The letter claims that the change would “allow states to regulate cannabis as they see fit, begin to remedy the harm caused by decades of racial disparities in enforcement of cannabis laws, and facilitate valuable medical research.”
“While Congress works to pass comprehensive cannabis reform, you can act now to decriminalize cannabis,” the letter, which was first reported by The News Station, states.
It continues: “It is far past time to decriminalize the use of cannabis in the United States.
“Decriminalizing cannabis is also a critical first step in addressing the racial inequities in cannabis law enforcement,” the senators said, as people of [colour] are far more likely to be criminalized over marijuana despite comparable rates of usage among races.
“Federal cannabis policy has disproportionately affected the ability of people of [colour] in the United States to vote, to pursue education, and to build intergenerational wealth.
“You can begin to repair the harm that the criminalization of cannabis has wrought on communities of [colour] by using your statutory and regulatory authority to de-schedule this drug.”
Read the full letter here.
The Attorney General is able, through a statutory process, to request a scientific review from the US Department of Health and Human Services (HSS) into the criminalisation of cannabis. The findings of this review would then be submitted to the Department of Justice for consideration.
The HHS Secretary could potentially also submit a re-scheduling petition which would be reviewed by the Attorney General – or delegated to the Drug Enforcement Agency (DEA).
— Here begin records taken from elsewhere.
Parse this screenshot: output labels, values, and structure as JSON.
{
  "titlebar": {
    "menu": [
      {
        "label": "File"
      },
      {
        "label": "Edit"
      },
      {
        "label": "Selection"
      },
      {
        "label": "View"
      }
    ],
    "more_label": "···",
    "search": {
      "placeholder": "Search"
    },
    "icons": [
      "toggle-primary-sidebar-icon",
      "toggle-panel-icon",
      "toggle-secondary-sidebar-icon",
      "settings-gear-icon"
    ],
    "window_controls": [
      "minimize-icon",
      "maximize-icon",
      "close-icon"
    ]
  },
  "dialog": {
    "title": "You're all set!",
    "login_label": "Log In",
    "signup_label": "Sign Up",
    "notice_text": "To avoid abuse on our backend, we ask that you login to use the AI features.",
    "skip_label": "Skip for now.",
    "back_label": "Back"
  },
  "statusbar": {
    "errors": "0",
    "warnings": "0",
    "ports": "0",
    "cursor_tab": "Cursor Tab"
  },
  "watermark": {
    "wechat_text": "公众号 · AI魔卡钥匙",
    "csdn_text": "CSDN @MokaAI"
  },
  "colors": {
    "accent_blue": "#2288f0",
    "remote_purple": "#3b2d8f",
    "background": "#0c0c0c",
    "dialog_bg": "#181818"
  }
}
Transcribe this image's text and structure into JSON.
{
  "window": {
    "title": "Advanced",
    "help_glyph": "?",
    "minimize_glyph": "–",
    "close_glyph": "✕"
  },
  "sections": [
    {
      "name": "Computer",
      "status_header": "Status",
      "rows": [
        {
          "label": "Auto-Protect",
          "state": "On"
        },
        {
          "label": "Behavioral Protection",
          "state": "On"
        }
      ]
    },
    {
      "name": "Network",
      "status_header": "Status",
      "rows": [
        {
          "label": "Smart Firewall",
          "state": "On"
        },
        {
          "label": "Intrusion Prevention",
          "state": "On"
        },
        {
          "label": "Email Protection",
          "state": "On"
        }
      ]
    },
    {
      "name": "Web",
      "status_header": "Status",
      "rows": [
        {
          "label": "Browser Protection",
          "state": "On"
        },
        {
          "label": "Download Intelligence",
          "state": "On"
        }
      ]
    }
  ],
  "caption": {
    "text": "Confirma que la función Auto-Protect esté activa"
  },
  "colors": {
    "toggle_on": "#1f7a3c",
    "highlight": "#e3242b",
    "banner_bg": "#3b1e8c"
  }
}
The current HHS Secretary, Xavier Becerra, who was also CC’d in the letter, has demonstrated support for cannabis reforms in the past.
Nonetheless, even if one of these avenues to de-schedule cannabis is implemented, it remains uncertain whether the Attorney General has the authority to remove cannabis from the Controlled Substances Act rather than simply moving the drug to a lower schedule.
The US is a signatory of international treaties which may prevent the federal government or the Attorney General from removing cannabis outright from the country’s list of controlled substances.
However, Senators Elizabeth Warren and Cory Booker, as well as all those who support the decriminalisation of cannabis, will be waiting eagerly for a response from the Attorney General in the coming days and weeks.
There have been a number of pushes for reform to cannabis policy in recent months, including another motion backed by Senator Cory Booker, alongside the Senate Majority Leader Chuck Schumer and Senate Finance Committee Chairman Ron Wyden, which would legalise the drug at the federal level.